Coming in 5th and 6th on that list are Sidney Crosby (116) and Evgeni Malkin (114).
There is also a significant case to be made that the Penguins powerplay over that 4 year period of Kessel’s employment that the PP ran strictly through Phil Kessel rather than that of a traditional powerplay quarterback like Kris Letang or Justin Schultz and, in 2018, was tops in the league at putting passes into the slot.
Even if you don’t buy into that, at a minimum, it gave the Penguins elite threats on both sides of the net and a player prolific at gaining entry into the zone on the man-advantage.
With that, let’s examine the Penguins’ top powerplay unit in each of the last 4 seasons in the context of with Sidney Crosby on the ice this season and with Phil Kessel on the ice over the last 3 to see if maybe there’s something hidden there.
The reason for this is two-fold:
- it’s easier to manage (and isolates Kessel’s impact a bit), particularly when considering that Phil Kessel did not miss a single game as a Penguin and
- it works under the assumption that both players exclusively played PP1 minutes, which we know to be true. From 2016-2019, Kessel and Crosby played 773:18 of PP time together, while Kessel saw just 93:46 without Crosby and Crosby played 51:06 without Kessel. So to assume that the following accurately represents the results of the top powerplay unit is probably true.
What you see here is that, since the removal of Phil Kessel from the Penguins, the powerplay unit that has deployed Sidney Crosby this season is performing at a 4 season low across all 6 data points compared to that of the unit that deployed Phil Kessel in each of the previous three seasons.
There are some things to consider here as well. Notably, the injuries the Penguins have had to deal with early this season. Though, PP1 staples like Crosby, Malkin, Hornqvist, Letang, and Schultz have all missed time at various points over the last 3+ seasons, they’ve still usually had Kessel and Crosby to rely upon when on the powerplay.
This season has been different as Malkin and Galchenyuk (Kessel’s replacement) missed time early on and now Letang and Hornqvist are out as well, leaving the Penguins to rely solely on Crosby and Guentzel to get the job done to a large degree this year. Guentzel is a great player in his own way, but he’s not the powerplay specialist that can run and operate on the opposite side of the ice from Crosby (or Malkin).

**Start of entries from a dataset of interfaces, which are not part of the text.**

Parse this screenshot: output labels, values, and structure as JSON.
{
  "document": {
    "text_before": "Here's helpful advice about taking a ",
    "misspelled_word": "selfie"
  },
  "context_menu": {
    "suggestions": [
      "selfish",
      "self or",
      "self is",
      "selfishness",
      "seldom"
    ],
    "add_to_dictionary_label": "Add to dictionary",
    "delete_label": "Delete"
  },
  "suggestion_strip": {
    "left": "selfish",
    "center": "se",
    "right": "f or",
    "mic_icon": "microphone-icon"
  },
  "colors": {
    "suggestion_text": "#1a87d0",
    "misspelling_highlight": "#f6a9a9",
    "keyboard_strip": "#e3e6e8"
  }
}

Now, 72 minutes of PP isn’t a large sample size and the same can be said about the nearly 55 minutes of PP time Crosby has played himself, but some of what’s been seen through those 72 (or 55) minutes is at least alarming. The previous 3 seasons yielded an average of 403.33 minutes of PP time and the 72 minutes the Penguins have already played could likely account for about 17.85% of their overall powerplay time on the season, leaving them with abut 82% of the season’s PP time to right the ship.
And so far, based upon the limited sample size we’ve seen thus far, they haven’t done nearly enough to bridge the historical gap left by the departure of Phil Kessel.
But as we’ve seen through the years, all it takes it one game for these guys to get off the schneid and go on an absolute tear.
Hopefully that comes sooner rather than later.